Few glimpses of Brentford’s familiar jitters were evident, although mild panic allowed Blackburn a glimmer of hope after that third goal. But the visitors’ response fizzled out with a series of players tumbling, challenged or not, to the turf – one such earlier incident, by midfielder Harrison Reed, having all the qualities necessary for an audition at RADA. One might have assumed the team was indulging in the usual time-wasting of a team narrowly in front, only they weren’t, and a slim deficit turned into a lost cause when Benrahma – man of the match, surely? – fed Neal Maupay for the hot-shot to employ his left foot in plundering his seventeenth league goal of the season.

And then along came Sergi, accompanied by a cry of ‘Vamonos, Canos’* from a linguistic wag in the crowd, to put the icing on his own twenty-second birthday cake by exchanging passes with Watkins before rifling a fifth past Raya.

If not quite the greatest comeback since Lazarus’s, it must be considered to have come close as the Bees extended their unbeaten run to seven and makes their lowly league position look like a mathematical error. And Blackburn – club motto ‘Arte et Labore’ (By skill and hard work) – must have left the carnival atmosphere of West London wondering what force of nature had caused them to tumble from Championship play-offs contention to eleventh in the table. 

‘The game ran away from us in the end and we got really stretched’, Mowbray had said wearily after his dispirited team trudged from the pitch.

‘Bye, bye Blackburn,’ said my mate Charlie.

 

Brentford: Bentley, Konsa, Jeanvier, Barbet, Dalsgaard, Mokotjo (sub McEachran), Sawyers, Henry (Odubajo), Watkins, Maupay, Benrahma (Canos).
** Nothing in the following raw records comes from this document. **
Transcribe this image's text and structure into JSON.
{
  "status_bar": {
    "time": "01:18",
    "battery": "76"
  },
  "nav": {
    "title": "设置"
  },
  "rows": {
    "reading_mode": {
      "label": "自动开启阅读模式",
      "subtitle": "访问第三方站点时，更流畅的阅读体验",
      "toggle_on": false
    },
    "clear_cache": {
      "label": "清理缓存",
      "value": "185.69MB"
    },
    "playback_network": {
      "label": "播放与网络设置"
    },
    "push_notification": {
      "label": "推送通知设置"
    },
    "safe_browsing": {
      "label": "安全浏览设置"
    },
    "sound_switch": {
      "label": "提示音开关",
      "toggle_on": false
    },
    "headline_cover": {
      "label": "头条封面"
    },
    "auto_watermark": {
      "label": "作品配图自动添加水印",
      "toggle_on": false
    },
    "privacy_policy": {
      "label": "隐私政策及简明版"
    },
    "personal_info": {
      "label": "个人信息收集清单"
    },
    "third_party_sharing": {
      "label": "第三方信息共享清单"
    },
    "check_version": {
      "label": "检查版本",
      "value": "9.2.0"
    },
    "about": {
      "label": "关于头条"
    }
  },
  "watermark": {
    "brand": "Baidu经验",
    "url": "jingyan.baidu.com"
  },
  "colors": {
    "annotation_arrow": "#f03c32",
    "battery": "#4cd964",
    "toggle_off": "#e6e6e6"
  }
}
Blackburn Rovers: Raya, Bennett, Lenihan, Rothwell, Bell, Travis, Evans (sub Brereton), Armstrong, Dack, (Conway), Reed, Graham (Nutgall).

*Let’s go, Canos.